The Superiority of XML

By Willie Voerding

Many companies that produce lots of documentation are striving for single-source documentation.  Single-source documentation is a database of information that can be published in various media and interpreted by different computers (Rude 2002).  This is achieved by tagging or marking the documents so that the data can be retrieved easily from the database.  Tagging documents separates the content and structure of the document from its appearance and can be done using SGML, HTML, or XML.

SGML, or Standard Generalized Markup Language, is the international standard that codes documents with identifying tags so the documents can be distributed in any medium.  It uses generalized tags that identify structural parts of the document so that the document can be distributed through any system.

HTML, or Hypertext Markup Language, is the most frequently used application of SGML used on the web (Flynn 2005).  This language includes code to give instructions on the display of text and graphics on the web by using predetermined tags similar to ones used in SGML.  However, these tags donít describe the exact look of the document because the userís hardware, browser, and preferences that they set can influence the appearance of the document (Rude 2002).  Therefore, different browsers create a different output from the same input.

XML, or Extensible Markup Language, was developed by an XML Working Group formed under the auspices of the World Wide Web Consortium in 1996 with the following goals in mind (Bray 2004):

  • It shall be straightforwardly usable over the Internet.

  • It shall support a wide variety of applications.

  • It shall be compatible with SGML.

  • It shall be easy to write programs which process XML documents.

  • XML documents should be human-legible and reasonably clear.

  • The XML design should be formal, concise, and prepared quickly.

  • XML documents shall be easy to create.

One major difference between XML and HTML involves the tags that mark the structure of the document.  XML allows the user to define their own tags and not rely solely on the predetermined ones, which enhances the database functions of the XML documents.  Because XML marks the structure of the content and not appearance, it can be used to create searchable databases from documents and be a part of any companies single-source documentation system.



Rude, C. 2002. Technical Editing.
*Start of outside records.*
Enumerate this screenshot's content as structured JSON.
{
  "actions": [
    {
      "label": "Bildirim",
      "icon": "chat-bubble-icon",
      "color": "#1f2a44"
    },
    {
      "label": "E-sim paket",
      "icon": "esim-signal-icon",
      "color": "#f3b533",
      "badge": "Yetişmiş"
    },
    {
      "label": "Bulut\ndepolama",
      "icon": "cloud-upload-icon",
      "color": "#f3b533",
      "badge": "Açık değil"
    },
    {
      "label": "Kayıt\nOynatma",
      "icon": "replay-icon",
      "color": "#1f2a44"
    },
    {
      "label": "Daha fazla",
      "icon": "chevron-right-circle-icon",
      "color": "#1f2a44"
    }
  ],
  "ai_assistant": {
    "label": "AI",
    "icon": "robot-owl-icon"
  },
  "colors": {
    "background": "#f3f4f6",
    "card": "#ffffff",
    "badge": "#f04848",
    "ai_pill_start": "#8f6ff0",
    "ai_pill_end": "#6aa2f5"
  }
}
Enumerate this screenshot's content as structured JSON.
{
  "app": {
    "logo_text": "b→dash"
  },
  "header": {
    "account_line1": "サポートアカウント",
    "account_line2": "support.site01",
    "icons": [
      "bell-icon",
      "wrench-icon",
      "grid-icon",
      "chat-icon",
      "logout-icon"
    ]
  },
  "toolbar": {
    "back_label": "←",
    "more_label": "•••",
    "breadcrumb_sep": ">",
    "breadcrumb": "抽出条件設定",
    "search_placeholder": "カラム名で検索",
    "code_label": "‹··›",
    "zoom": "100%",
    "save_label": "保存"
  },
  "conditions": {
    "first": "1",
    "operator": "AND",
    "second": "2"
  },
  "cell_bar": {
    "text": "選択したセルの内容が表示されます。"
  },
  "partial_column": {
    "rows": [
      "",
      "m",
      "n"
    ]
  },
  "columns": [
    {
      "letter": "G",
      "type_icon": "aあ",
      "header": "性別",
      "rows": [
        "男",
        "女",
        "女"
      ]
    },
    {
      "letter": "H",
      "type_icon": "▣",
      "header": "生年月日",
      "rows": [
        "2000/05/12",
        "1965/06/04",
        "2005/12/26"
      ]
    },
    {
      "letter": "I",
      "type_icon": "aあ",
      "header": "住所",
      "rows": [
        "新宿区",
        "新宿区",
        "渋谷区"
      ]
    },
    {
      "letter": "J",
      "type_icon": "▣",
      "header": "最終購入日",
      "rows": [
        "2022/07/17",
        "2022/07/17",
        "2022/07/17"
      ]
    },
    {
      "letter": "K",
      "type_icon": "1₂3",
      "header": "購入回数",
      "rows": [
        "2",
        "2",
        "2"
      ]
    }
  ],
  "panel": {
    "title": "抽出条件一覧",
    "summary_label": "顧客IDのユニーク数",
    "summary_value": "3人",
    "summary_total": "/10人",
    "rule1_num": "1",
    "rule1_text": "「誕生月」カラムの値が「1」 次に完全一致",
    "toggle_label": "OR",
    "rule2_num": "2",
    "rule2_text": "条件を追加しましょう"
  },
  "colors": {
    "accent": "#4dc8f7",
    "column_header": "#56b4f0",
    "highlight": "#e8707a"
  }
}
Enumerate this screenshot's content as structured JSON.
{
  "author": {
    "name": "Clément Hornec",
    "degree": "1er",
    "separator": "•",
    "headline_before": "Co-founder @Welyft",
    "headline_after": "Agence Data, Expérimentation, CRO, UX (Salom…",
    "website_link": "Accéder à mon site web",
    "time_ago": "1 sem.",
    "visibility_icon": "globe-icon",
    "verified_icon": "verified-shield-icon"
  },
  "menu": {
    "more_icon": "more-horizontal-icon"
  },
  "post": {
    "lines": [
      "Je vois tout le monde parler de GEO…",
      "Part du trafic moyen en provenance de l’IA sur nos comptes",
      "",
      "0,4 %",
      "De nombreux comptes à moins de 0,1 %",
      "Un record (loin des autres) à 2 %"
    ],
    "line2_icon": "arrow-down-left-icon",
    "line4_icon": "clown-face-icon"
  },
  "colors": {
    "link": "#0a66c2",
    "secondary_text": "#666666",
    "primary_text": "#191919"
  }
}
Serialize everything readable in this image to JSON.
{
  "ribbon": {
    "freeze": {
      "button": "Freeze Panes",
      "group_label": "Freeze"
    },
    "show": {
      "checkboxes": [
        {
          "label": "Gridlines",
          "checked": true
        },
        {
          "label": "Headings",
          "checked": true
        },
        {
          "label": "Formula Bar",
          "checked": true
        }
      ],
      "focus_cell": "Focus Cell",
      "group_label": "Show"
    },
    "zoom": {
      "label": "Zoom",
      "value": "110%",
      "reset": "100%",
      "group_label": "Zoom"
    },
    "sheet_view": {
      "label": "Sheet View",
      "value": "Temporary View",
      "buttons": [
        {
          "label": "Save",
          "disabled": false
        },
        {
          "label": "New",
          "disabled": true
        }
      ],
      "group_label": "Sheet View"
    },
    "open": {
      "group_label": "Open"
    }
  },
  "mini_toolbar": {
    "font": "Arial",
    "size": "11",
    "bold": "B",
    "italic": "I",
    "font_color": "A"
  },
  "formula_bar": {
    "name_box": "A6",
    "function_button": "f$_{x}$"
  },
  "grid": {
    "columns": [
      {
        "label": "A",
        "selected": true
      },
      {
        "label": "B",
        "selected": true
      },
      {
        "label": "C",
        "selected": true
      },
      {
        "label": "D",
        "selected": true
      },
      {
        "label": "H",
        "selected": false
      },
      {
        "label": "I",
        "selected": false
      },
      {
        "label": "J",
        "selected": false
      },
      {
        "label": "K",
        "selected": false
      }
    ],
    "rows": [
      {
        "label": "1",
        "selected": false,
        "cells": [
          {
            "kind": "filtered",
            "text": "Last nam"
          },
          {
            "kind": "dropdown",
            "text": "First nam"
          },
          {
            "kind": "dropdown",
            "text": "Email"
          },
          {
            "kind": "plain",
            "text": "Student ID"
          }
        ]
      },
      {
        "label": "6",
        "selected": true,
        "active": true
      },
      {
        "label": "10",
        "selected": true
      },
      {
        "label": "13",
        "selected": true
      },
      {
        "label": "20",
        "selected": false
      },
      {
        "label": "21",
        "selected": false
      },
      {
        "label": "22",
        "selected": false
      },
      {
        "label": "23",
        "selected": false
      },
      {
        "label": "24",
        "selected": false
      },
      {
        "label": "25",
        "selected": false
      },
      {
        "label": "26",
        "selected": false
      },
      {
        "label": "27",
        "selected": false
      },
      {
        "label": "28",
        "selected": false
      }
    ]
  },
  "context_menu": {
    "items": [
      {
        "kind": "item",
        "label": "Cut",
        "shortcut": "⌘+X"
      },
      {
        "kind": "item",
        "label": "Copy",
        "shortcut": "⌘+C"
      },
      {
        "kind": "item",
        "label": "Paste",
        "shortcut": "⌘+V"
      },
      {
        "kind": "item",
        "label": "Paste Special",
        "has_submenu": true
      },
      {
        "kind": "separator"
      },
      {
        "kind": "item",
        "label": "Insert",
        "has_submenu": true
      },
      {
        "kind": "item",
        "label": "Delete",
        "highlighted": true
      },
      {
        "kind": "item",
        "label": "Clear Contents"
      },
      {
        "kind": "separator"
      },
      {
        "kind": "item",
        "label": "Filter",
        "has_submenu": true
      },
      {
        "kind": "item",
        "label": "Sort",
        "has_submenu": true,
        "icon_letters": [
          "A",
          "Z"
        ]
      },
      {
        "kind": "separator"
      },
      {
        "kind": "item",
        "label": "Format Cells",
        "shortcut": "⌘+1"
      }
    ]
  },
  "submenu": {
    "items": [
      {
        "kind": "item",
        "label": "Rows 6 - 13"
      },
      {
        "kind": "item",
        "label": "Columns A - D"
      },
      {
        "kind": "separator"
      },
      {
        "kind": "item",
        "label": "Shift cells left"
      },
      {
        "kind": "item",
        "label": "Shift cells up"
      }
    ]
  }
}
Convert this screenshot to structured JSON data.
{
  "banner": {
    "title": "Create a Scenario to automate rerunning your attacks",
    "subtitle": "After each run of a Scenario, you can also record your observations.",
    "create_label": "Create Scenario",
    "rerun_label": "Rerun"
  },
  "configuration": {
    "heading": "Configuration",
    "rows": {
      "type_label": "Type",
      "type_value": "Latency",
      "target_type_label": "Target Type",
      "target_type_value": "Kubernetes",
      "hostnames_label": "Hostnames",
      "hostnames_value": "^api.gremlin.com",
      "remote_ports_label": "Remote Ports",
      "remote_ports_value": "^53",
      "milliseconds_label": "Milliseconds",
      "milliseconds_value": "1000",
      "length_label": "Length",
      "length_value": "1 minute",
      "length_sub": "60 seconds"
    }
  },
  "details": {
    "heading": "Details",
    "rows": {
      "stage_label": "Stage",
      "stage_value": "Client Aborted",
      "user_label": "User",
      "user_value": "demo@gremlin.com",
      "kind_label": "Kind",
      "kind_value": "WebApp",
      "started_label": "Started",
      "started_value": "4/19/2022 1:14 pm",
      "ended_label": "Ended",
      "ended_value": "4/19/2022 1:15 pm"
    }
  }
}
New York: Longman.

Walsh, N. 1998. A Technical Introduction to XML.

Flynn, P. 2005. The XML FAQ.

Extensible Markup Language 1.0 W3C Recommendation Editors: Tim Bray, Jean Paoli, C.M. Sperberg-McQueen, Eve Maler, Francois Yergean 2004